High-Rises Approved That Would Dwarf D.C.
Sunday, May 6, 2007
The Arlington County Board yesterday approved construction of two high-rise towers in Rosslyn that would be the tallest buildings in the Washington area, rejecting concerns that the structures would endanger aircraft and overshadow the skyline of the nation's capital.
Arlington officials say they hope the project will transform Rosslyn, a commuter-clogged suburb crammed with outdated boxy buildings, into a modern development that would attract more tourism. They gave the project a unanimous nod in defiance of the Federal Aviation Administration, which called it a possible threat to air safety for jets flying in and out of Reagan National Airport. The FAA could still block the project.
The pair of high-rises -- one 31 stories tall, the other 30 -- would be built by Maryland-based development firm JBG Cos. The taller of the two structures, at 388 feet high, would be 76 feet higher than the silver towers that now scrape the sky over Arlington, including one best known as the former USA Today headquarters.

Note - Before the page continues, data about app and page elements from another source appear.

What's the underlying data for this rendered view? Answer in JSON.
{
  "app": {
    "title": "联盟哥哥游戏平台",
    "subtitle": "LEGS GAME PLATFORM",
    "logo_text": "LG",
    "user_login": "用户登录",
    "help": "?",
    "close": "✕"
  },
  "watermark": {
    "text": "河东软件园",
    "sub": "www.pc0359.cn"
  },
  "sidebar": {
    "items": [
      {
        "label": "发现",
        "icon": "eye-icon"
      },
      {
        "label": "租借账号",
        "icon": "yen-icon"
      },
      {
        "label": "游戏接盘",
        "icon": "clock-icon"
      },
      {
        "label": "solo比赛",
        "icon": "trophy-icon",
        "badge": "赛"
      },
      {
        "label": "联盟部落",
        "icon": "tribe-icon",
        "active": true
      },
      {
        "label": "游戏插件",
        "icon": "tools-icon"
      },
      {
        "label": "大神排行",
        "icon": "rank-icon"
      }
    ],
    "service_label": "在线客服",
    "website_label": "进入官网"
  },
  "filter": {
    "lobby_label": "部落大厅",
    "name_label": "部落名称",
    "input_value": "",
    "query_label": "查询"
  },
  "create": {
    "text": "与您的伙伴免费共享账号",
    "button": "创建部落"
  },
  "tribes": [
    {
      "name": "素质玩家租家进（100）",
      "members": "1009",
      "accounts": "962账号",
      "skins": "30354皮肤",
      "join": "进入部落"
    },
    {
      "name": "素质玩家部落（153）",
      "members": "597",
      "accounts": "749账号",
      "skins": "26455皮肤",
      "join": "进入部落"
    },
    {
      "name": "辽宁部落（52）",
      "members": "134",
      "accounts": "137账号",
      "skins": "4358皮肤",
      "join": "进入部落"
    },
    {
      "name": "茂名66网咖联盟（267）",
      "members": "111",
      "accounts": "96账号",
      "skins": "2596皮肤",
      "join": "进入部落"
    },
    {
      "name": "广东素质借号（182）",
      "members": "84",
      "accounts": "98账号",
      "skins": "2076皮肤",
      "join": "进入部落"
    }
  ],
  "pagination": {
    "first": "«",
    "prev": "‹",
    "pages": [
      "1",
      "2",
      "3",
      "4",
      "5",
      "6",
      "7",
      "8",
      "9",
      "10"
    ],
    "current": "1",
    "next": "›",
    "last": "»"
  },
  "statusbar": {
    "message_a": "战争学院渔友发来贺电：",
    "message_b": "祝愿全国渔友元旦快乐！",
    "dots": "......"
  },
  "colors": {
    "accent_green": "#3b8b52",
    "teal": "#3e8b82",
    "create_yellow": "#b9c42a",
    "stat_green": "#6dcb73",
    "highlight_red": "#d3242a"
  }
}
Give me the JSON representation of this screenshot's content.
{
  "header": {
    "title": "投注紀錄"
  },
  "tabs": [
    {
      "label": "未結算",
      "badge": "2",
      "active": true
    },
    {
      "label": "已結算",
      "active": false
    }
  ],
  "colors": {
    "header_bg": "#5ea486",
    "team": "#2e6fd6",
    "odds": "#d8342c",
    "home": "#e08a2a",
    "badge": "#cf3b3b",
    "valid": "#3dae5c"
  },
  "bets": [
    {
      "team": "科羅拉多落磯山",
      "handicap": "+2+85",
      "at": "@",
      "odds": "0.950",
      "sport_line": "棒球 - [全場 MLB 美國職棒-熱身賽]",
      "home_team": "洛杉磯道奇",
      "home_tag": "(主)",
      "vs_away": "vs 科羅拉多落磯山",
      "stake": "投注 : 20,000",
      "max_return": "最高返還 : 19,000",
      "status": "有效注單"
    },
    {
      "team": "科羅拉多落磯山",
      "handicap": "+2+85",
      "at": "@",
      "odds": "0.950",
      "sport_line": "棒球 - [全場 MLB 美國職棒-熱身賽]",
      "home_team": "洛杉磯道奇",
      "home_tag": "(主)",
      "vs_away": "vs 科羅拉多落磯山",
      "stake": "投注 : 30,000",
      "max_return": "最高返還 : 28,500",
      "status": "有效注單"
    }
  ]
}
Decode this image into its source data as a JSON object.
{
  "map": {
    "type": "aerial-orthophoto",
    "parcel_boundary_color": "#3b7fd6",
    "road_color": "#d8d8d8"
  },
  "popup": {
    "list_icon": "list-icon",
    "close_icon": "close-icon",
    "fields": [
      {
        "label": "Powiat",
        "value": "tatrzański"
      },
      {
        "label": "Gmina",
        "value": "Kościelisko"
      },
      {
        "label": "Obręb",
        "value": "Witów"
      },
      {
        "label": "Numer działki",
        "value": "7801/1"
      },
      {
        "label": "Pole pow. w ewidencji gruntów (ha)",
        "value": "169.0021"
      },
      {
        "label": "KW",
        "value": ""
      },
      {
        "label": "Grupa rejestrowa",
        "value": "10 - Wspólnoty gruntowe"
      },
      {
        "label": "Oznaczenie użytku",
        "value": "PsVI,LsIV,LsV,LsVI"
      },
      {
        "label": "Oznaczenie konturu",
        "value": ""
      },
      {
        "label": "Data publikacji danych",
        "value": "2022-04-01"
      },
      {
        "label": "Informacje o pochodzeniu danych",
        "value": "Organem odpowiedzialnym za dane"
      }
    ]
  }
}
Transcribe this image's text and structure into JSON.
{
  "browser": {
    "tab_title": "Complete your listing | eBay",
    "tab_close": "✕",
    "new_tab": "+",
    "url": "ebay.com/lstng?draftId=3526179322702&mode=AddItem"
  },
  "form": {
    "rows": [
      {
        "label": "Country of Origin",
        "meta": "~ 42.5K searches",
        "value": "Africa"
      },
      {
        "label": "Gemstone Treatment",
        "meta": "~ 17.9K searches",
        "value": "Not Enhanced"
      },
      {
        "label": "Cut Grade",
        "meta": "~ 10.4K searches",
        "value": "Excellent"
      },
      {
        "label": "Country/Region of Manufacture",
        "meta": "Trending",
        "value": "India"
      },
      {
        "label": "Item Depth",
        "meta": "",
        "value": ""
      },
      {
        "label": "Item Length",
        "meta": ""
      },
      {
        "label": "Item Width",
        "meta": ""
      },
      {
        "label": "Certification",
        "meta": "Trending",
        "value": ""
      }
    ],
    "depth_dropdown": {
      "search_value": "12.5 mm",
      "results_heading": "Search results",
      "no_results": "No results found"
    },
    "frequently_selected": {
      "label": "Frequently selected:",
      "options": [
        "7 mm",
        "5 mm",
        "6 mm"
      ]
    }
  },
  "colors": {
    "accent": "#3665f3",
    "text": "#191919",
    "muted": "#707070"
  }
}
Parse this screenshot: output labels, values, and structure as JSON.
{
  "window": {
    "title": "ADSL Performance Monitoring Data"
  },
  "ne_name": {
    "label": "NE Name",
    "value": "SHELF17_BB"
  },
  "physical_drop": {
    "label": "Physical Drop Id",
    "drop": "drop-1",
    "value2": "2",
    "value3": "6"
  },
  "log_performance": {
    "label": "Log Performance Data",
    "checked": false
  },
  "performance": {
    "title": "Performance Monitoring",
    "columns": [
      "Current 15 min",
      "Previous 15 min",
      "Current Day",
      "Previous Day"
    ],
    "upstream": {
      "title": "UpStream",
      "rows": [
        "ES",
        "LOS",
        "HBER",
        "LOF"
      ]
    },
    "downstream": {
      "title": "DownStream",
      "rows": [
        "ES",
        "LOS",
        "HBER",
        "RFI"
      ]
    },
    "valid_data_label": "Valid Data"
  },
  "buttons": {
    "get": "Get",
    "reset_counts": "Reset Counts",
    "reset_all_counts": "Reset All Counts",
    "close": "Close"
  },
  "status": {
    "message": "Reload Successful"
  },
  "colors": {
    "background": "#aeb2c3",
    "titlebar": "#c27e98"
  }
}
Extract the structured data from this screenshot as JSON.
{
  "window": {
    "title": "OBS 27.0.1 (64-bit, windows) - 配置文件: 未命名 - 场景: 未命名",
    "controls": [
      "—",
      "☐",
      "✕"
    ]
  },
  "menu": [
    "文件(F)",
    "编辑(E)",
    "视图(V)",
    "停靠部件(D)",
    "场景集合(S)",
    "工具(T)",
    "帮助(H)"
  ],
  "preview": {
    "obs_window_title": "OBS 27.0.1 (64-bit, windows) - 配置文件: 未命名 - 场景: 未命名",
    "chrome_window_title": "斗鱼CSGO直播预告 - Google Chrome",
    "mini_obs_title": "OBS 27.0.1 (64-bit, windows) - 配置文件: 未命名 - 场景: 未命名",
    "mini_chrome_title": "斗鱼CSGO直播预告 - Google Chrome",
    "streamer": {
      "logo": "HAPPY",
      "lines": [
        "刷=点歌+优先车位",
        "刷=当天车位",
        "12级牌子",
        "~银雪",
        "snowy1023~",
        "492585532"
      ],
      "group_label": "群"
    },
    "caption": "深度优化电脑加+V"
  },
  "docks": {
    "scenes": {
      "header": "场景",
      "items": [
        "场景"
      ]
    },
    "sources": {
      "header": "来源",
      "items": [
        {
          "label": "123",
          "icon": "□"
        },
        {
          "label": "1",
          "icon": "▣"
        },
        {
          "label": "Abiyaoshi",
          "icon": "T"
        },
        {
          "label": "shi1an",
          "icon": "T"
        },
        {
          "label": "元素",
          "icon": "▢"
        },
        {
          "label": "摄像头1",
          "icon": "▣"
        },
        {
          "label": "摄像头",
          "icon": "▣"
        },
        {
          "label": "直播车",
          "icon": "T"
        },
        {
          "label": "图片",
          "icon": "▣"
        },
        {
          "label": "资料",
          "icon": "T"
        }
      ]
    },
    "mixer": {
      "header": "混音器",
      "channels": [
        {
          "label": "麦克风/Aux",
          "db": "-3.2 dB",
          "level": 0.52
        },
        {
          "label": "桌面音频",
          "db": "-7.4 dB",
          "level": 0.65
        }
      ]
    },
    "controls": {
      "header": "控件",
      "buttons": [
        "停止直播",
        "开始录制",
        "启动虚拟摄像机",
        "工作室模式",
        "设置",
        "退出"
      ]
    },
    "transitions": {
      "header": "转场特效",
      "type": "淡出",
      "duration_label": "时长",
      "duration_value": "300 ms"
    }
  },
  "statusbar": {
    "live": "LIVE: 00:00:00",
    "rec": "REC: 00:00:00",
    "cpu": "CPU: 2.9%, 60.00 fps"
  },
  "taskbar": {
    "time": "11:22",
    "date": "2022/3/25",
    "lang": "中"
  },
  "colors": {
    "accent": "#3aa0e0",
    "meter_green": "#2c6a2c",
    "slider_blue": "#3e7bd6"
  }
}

The new buildings -- bounded by North Lynn Street, Wilson Boulevard, North Moore Street and 19th Street -- would be within a few blocks of Key Bridge, which spans the Potomac River between the county and Georgetown. One high-rise would be a residential building with 350 units; the other, an office tower with an observation deck offering unparalleled views of the District.
"It will become Rosslyn's main attraction," said Jim Pebley, an Arlington planning commissioner. "It will beat anything else in the capital, including the Washington monument. It will be where you take your folks when they come to visit."
The project represents Arlington's latest effort to revitalize its Rosslyn office core, which was densely developed in the 1960s. In subsequent years, development leapfrogged Rosslyn for points farther south and west.
Now, with the housing market sagging, pulling down real-estate assessments, many local governments are looking for new sources of revenue. County Chairman Paul Ferguson made a point of stressing that the development was expected to generate $3 million a year in tax assessments.
Some business owners have begun marketing Rosslyn as "Manhattan on the Potomac."
But the FAA ruled in November 2006 that the taller office tower could be a "presumed hazard" for aircraft approaching National. JBG has appealed the FAA evaluation, noting that the agency previously approved the residential tower, and is awaiting a final decision.
"We think the chances are good" that FAA officials will rule favorably, said Kathleen Webb, a principal with JBG. Arlington will not issue final building permits unless the FAA accepts the height, she said.
During yesterday's meeting, Arlington officials pressured JBG executives to provide free admittance to the observation deck to county residents two days a week. Initially, no one would be charged admission, but following that initial period, non-county residents would be.
How much isn't clear. A planning department document suggested $3 a person, but officials were told that other sights offering spectacular vistas, such as the Empire State Building in New York and the Sears Tower in Chicago, also privately owned, charge as much as $15.